Copy each line in the data that includes the word "ListeningParty".
★ ★ ★ ★
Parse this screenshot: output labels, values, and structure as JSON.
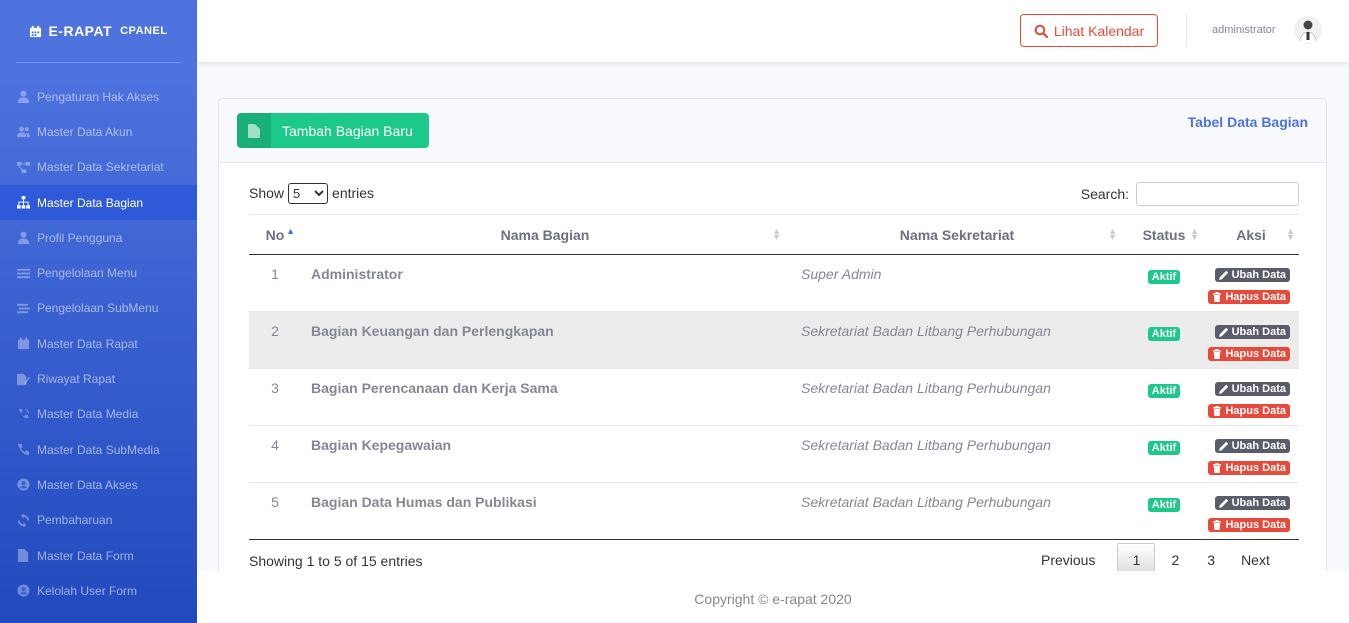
{
  "brand": {
    "title": "E-RAPAT",
    "subtitle": "CPANEL",
    "icon": "calendar-icon"
  },
  "sidebar": {
    "items": [
      {
        "label": "Pengaturan Hak Akses",
        "icon": "user-icon",
        "active": false
      },
      {
        "label": "Master Data Akun",
        "icon": "users-icon",
        "active": false
      },
      {
        "label": "Master Data Sekretariat",
        "icon": "project-diagram-icon",
        "active": false
      },
      {
        "label": "Master Data Bagian",
        "icon": "sitemap-icon",
        "active": true
      },
      {
        "label": "Profil Pengguna",
        "icon": "user-icon",
        "active": false
      },
      {
        "label": "Pengelolaan Menu",
        "icon": "bars-icon",
        "active": false
      },
      {
        "label": "Pengelolaan SubMenu",
        "icon": "stream-icon",
        "active": false
      },
      {
        "label": "Master Data Rapat",
        "icon": "calendar-icon",
        "active": false
      },
      {
        "label": "Riwayat Rapat",
        "icon": "file-signature-icon",
        "active": false
      },
      {
        "label": "Master Data Media",
        "icon": "phone-volume-icon",
        "active": false
      },
      {
        "label": "Master Data SubMedia",
        "icon": "phone-icon",
        "active": false
      },
      {
        "label": "Master Data Akses",
        "icon": "user-circle-icon",
        "active": false
      },
      {
        "label": "Pembaharuan",
        "icon": "sync-icon",
        "active": false
      },
      {
        "label": "Master Data Form",
        "icon": "file-icon",
        "active": false
      },
      {
        "label": "Kelolah User Form",
        "icon": "user-circle-icon",
        "active": false
      }
    ]
  },
  "topbar": {
    "calendar_button": "Lihat Kalendar",
    "calendar_icon": "search-icon",
    "user_name": "administrator"
  },
  "card": {
    "add_button": "Tambah Bagian Baru",
    "add_icon": "file-icon",
    "title": "Tabel Data Bagian"
  },
  "table_controls": {
    "show_label": "Show",
    "entries_label": "entries",
    "page_size": "5",
    "search_label": "Search:",
    "search_value": ""
  },
  "table": {
    "headers": [
      "No",
      "Nama Bagian",
      "Nama Sekretariat",
      "Status",
      "Aksi"
    ],
    "rows": [
      {
        "no": "1",
        "nama": "Administrator",
        "sekretariat": "Super Admin",
        "status": "Aktif"
      },
      {
        "no": "2",
        "nama": "Bagian Keuangan dan Perlengkapan",
        "sekretariat": "Sekretariat Badan Litbang Perhubungan",
        "status": "Aktif"
      },
      {
        "no": "3",
        "nama": "Bagian Perencanaan dan Kerja Sama",
        "sekretariat": "Sekretariat Badan Litbang Perhubungan",
        "status": "Aktif"
      },
      {
        "no": "4",
        "nama": "Bagian Kepegawaian",
        "sekretariat": "Sekretariat Badan Litbang Perhubungan",
        "status": "Aktif"
      },
      {
        "no": "5",
        "nama": "Bagian Data Humas dan Publikasi",
        "sekretariat": "Sekretariat Badan Litbang Perhubungan",
        "status": "Aktif"
      }
    ],
    "edit_label": "Ubah Data",
    "delete_label": "Hapus Data"
  },
  "pagination": {
    "info": "Showing 1 to 5 of 15 entries",
    "previous": "Previous",
    "pages": [
      "1",
      "2",
      "3"
    ],
    "current": "1",
    "next": "Next"
  },
  "footer": {
    "copyright": "Copyright © e-rapat 2020"
  },
  "colors": {
    "primary": "#4e73df",
    "success": "#1cc88a",
    "danger": "#e74a3b",
    "dark": "#5a5c69"
  }
}
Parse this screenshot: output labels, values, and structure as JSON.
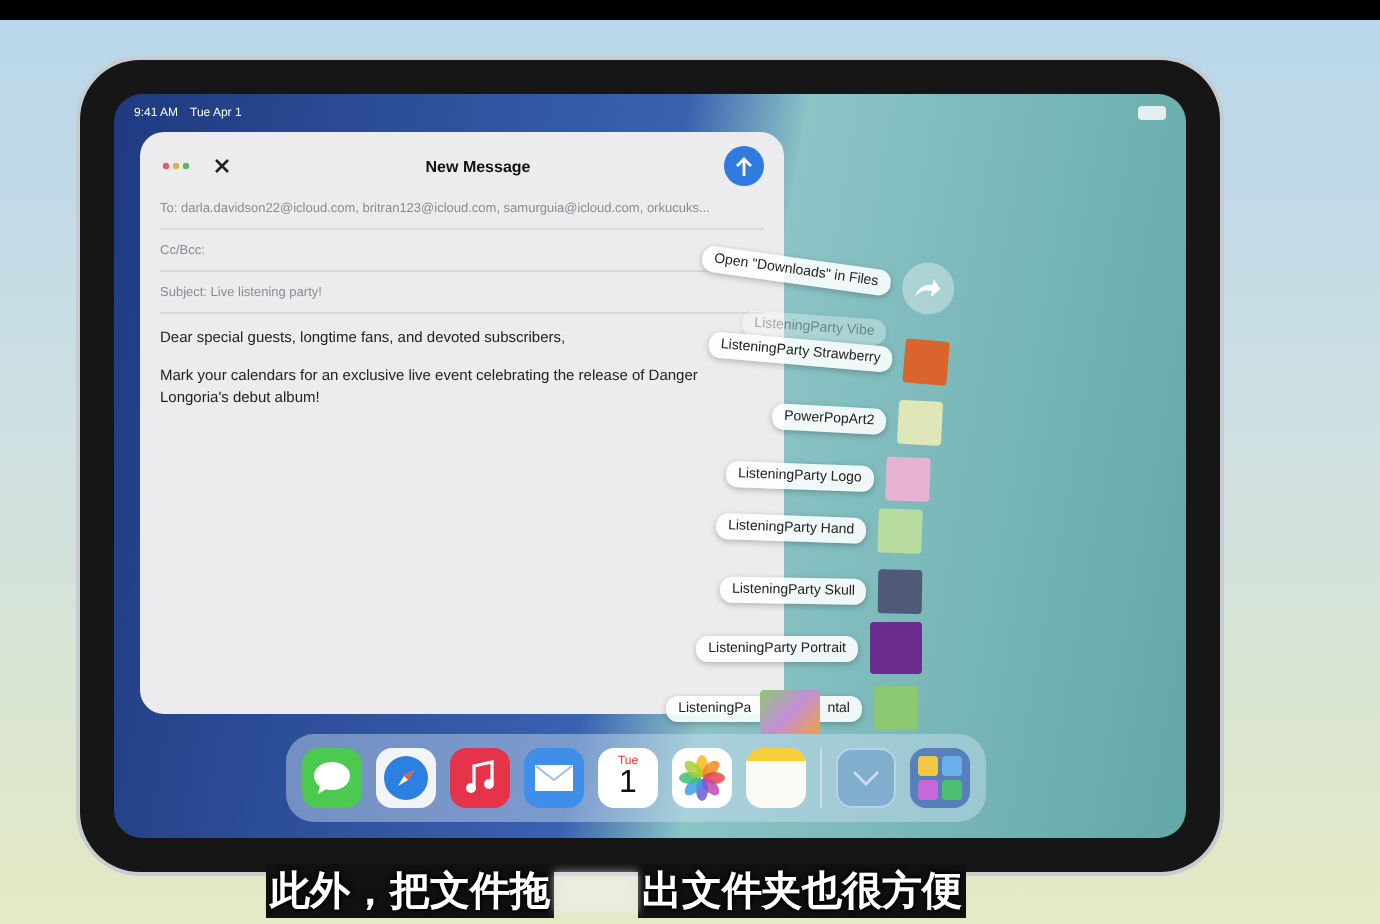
{
  "status_bar": {
    "time": "9:41 AM",
    "date": "Tue Apr 1"
  },
  "compose": {
    "title": "New Message",
    "to": "To: darla.davidson22@icloud.com, britran123@icloud.com, samurguia@icloud.com, orkucuks...",
    "cc": "Cc/Bcc:",
    "subject": "Subject: Live listening party!",
    "body": [
      "Dear special guests, longtime fans, and devoted subscribers,",
      "Mark your calendars for an exclusive live event celebrating the release of Danger Longoria's debut album!"
    ]
  },
  "downloads_stack": [
    {
      "kind": "open",
      "label": "Open \"Downloads\" in Files"
    },
    {
      "kind": "faded",
      "label": "ListeningParty Vibe"
    },
    {
      "kind": "file",
      "label": "ListeningParty Strawberry",
      "color": "#d9642c"
    },
    {
      "kind": "file",
      "label": "PowerPopArt2",
      "color": "#dfe6b8"
    },
    {
      "kind": "file",
      "label": "ListeningParty Logo",
      "color": "#e6b4d2"
    },
    {
      "kind": "file",
      "label": "ListeningParty Hand",
      "color": "#b8dca0"
    },
    {
      "kind": "file",
      "label": "ListeningParty Skull",
      "color": "#4e5a78"
    },
    {
      "kind": "file",
      "label": "ListeningParty Portrait",
      "color": "#6a2c8c"
    },
    {
      "kind": "covered",
      "label": "ListeningPa",
      "label_end": "ntal",
      "color": "#8cc870"
    }
  ],
  "dock": [
    {
      "kind": "messages"
    },
    {
      "kind": "safari"
    },
    {
      "kind": "music"
    },
    {
      "kind": "mail"
    },
    {
      "kind": "calendar",
      "day": "Tue",
      "date": "1"
    },
    {
      "kind": "photos"
    },
    {
      "kind": "notes"
    },
    {
      "kind": "divider"
    },
    {
      "kind": "downloads"
    },
    {
      "kind": "library"
    }
  ],
  "subtitle": {
    "start": "此外，把文件拖",
    "end": "出文件夹也很方便"
  }
}
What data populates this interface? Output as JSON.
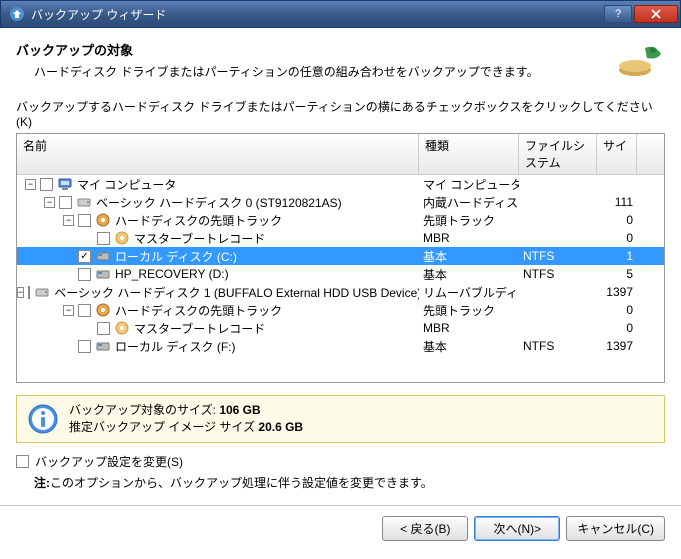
{
  "window": {
    "title": "バックアップ ウィザード"
  },
  "header": {
    "heading": "バックアップの対象",
    "sub": "ハードディスク ドライブまたはパーティションの任意の組み合わせをバックアップできます。"
  },
  "instruction": "バックアップするハードディスク ドライブまたはパーティションの横にあるチェックボックスをクリックしてください(K)",
  "columns": {
    "name": "名前",
    "type": "種類",
    "fs": "ファイルシステム",
    "size": "サイ"
  },
  "tree": [
    {
      "depth": 0,
      "expander": "-",
      "chk": false,
      "icon": "computer-icon",
      "label": "マイ コンピュータ",
      "type": "マイ コンピュータ",
      "fs": "",
      "size": ""
    },
    {
      "depth": 1,
      "expander": "-",
      "chk": false,
      "icon": "disk-icon",
      "label": "ベーシック ハードディスク 0 (ST9120821AS)",
      "type": "内蔵ハードディスク",
      "fs": "",
      "size": "111"
    },
    {
      "depth": 2,
      "expander": "-",
      "chk": false,
      "icon": "track-icon",
      "label": "ハードディスクの先頭トラック",
      "type": "先頭トラック",
      "fs": "",
      "size": "0"
    },
    {
      "depth": 3,
      "expander": "",
      "chk": false,
      "icon": "mbr-icon",
      "label": "マスターブートレコード",
      "type": "MBR",
      "fs": "",
      "size": "0"
    },
    {
      "depth": 2,
      "expander": "",
      "chk": true,
      "icon": "volume-icon",
      "label": "ローカル ディスク (C:)",
      "type": "基本",
      "fs": "NTFS",
      "size": "1",
      "selected": true
    },
    {
      "depth": 2,
      "expander": "",
      "chk": false,
      "icon": "volume-icon",
      "label": "HP_RECOVERY (D:)",
      "type": "基本",
      "fs": "NTFS",
      "size": "5"
    },
    {
      "depth": 1,
      "expander": "-",
      "chk": false,
      "icon": "disk-icon",
      "label": "ベーシック ハードディスク 1 (BUFFALO External HDD USB Device)",
      "type": "リムーバブルディスク",
      "fs": "",
      "size": "1397"
    },
    {
      "depth": 2,
      "expander": "-",
      "chk": false,
      "icon": "track-icon",
      "label": "ハードディスクの先頭トラック",
      "type": "先頭トラック",
      "fs": "",
      "size": "0"
    },
    {
      "depth": 3,
      "expander": "",
      "chk": false,
      "icon": "mbr-icon",
      "label": "マスターブートレコード",
      "type": "MBR",
      "fs": "",
      "size": "0"
    },
    {
      "depth": 2,
      "expander": "",
      "chk": false,
      "icon": "volume-icon",
      "label": "ローカル ディスク (F:)",
      "type": "基本",
      "fs": "NTFS",
      "size": "1397"
    }
  ],
  "info": {
    "line1_label": "バックアップ対象のサイズ: ",
    "line1_value": "106 GB",
    "line2_label": "推定バックアップ イメージ サイズ ",
    "line2_value": "20.6 GB"
  },
  "settings": {
    "label": "バックアップ設定を変更(S)",
    "note_prefix": "注:",
    "note_text": "このオプションから、バックアップ処理に伴う設定値を変更できます。"
  },
  "buttons": {
    "back": "< 戻る(B)",
    "next": "次へ(N)>",
    "cancel": "キャンセル(C)"
  }
}
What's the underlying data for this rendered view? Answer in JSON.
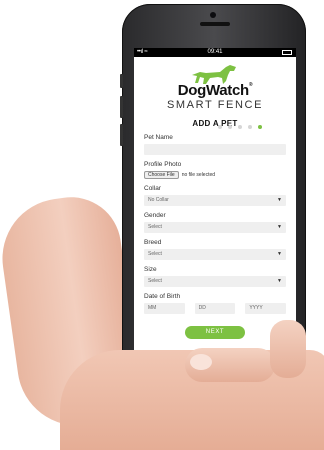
{
  "status_bar": {
    "signal": "••ıl ≈",
    "time": "09:41"
  },
  "brand": {
    "name": "DogWatch",
    "mark": "®",
    "tagline": "SMART FENCE",
    "accent_color": "#7dc142"
  },
  "page": {
    "title": "ADD A PET",
    "steps_total": 5,
    "active_step": 5
  },
  "form": {
    "pet_name": {
      "label": "Pet Name",
      "value": ""
    },
    "profile_photo": {
      "label": "Profile Photo",
      "button": "Choose File",
      "status": "no file selected"
    },
    "collar": {
      "label": "Collar",
      "value": "No Collar"
    },
    "gender": {
      "label": "Gender",
      "value": "Select"
    },
    "breed": {
      "label": "Breed",
      "value": "Select"
    },
    "size": {
      "label": "Size",
      "value": "Select"
    },
    "dob": {
      "label": "Date of Birth",
      "mm": "MM",
      "dd": "DD",
      "yyyy": "YYYY"
    }
  },
  "next_button": "NEXT",
  "icons": [
    "dog-logo-icon",
    "chevron-down-icon",
    "battery-icon",
    "signal-icon"
  ]
}
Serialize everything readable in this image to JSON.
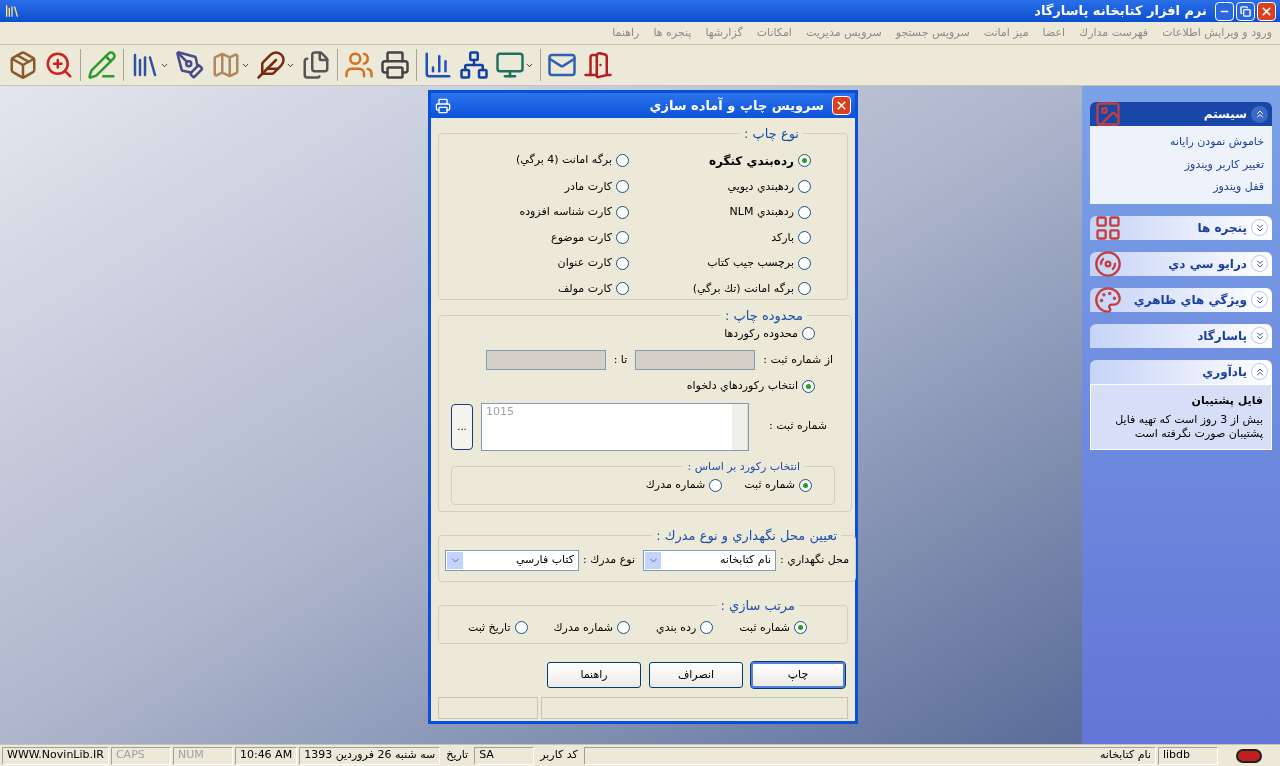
{
  "app": {
    "title": "نرم افزار كتابخانه پاسارگاد"
  },
  "menu": [
    "ورود و ويرايش اطلاعات",
    "فهرست مدارك",
    "اعضا",
    "ميز امانت",
    "سرويس جستجو",
    "سرويس مديريت",
    "امكانات",
    "گزارشها",
    "پنجره ها",
    "راهنما"
  ],
  "dialog": {
    "title": "سرويس چاپ و آماده سازي",
    "print_type": {
      "legend": "نوع چاپ :",
      "options": [
        {
          "label": "رده‌بندي كنگره",
          "selected": true
        },
        {
          "label": "برگه امانت (4 برگي)",
          "selected": false
        },
        {
          "label": "ردهبندي ديويي",
          "selected": false
        },
        {
          "label": "كارت مادر",
          "selected": false
        },
        {
          "label": "ردهبندي NLM",
          "selected": false
        },
        {
          "label": "كارت شناسه افزوده",
          "selected": false
        },
        {
          "label": "باركد",
          "selected": false
        },
        {
          "label": "كارت موضوع",
          "selected": false
        },
        {
          "label": "برچسب جيب كتاب",
          "selected": false
        },
        {
          "label": "كارت عنوان",
          "selected": false
        },
        {
          "label": "برگه امانت (تك برگي)",
          "selected": false
        },
        {
          "label": "كارت مولف",
          "selected": false
        }
      ]
    },
    "range": {
      "legend": "محدوده چاپ :",
      "range_option": {
        "label": "محدوده ركوردها",
        "selected": false
      },
      "from_label": "از شماره ثبت :",
      "to_label": "تا :",
      "custom_option": {
        "label": "انتخاب ركوردهاي دلخواه",
        "selected": true
      },
      "numbers_label": "شماره ثبت :",
      "numbers_value": "1015",
      "browse_button": "...",
      "basis": {
        "legend": "انتخاب ركورد بر اساس :",
        "options": [
          {
            "label": "شماره ثبت",
            "selected": true
          },
          {
            "label": "شماره مدرك",
            "selected": false
          }
        ]
      }
    },
    "location": {
      "legend": "تعيين محل نگهداري و نوع مدرك :",
      "location_label": "محل نگهداري :",
      "location_value": "نام كتابخانه",
      "type_label": "نوع مدرك :",
      "type_value": "كتاب فارسي"
    },
    "sorting": {
      "legend": "مرتب سازي :",
      "options": [
        {
          "label": "شماره ثبت",
          "selected": true
        },
        {
          "label": "رده بندي",
          "selected": false
        },
        {
          "label": "شماره مدرك",
          "selected": false
        },
        {
          "label": "تاريخ ثبت",
          "selected": false
        }
      ]
    },
    "buttons": [
      {
        "label": "چاپ",
        "default": true
      },
      {
        "label": "انصراف",
        "default": false
      },
      {
        "label": "راهنما",
        "default": false
      }
    ]
  },
  "task_panel": [
    {
      "title": "سيستم",
      "expanded": true,
      "links": [
        "خاموش نمودن رايانه",
        "تغيير كاربر ويندوز",
        "قفل ويندوز"
      ]
    },
    {
      "title": "پنجره ها",
      "expanded": false
    },
    {
      "title": "درايو سي دي",
      "expanded": false
    },
    {
      "title": "ويژگي هاي ظاهري",
      "expanded": false
    },
    {
      "title": "پاسارگاد",
      "expanded": false
    },
    {
      "title": "يادآوري",
      "expanded": true,
      "heading": "فايل پشتيبان",
      "text": "بيش از 3 روز است كه تهيه فايل پشتيبان صورت نگرفته است"
    }
  ],
  "status_bar": [
    {
      "kind": "panel",
      "text": "libdb",
      "disabled": false
    },
    {
      "kind": "wide",
      "text": "نام كتابخانه",
      "disabled": false
    },
    {
      "kind": "label",
      "text": "كد كاربر"
    },
    {
      "kind": "panel",
      "text": "SA",
      "disabled": false
    },
    {
      "kind": "label",
      "text": "تاريخ"
    },
    {
      "kind": "panel",
      "text": "سه شنبه  26  فروردين  1393",
      "disabled": false
    },
    {
      "kind": "panel",
      "text": "10:46 AM",
      "disabled": false
    },
    {
      "kind": "panel",
      "text": "NUM",
      "disabled": true
    },
    {
      "kind": "panel",
      "text": "CAPS",
      "disabled": true
    },
    {
      "kind": "panel",
      "text": "WWW.NovinLib.IR",
      "disabled": false
    }
  ]
}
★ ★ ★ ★
> ANSWER BELOW:
      "label": "ListeningParty Vibe"
      "label": "ListeningParty Strawberry",
      "label": "ListeningParty Logo",
      "label": "ListeningParty Hand",
      "label": "ListeningParty Skull",
      "label": "ListeningParty Portrait",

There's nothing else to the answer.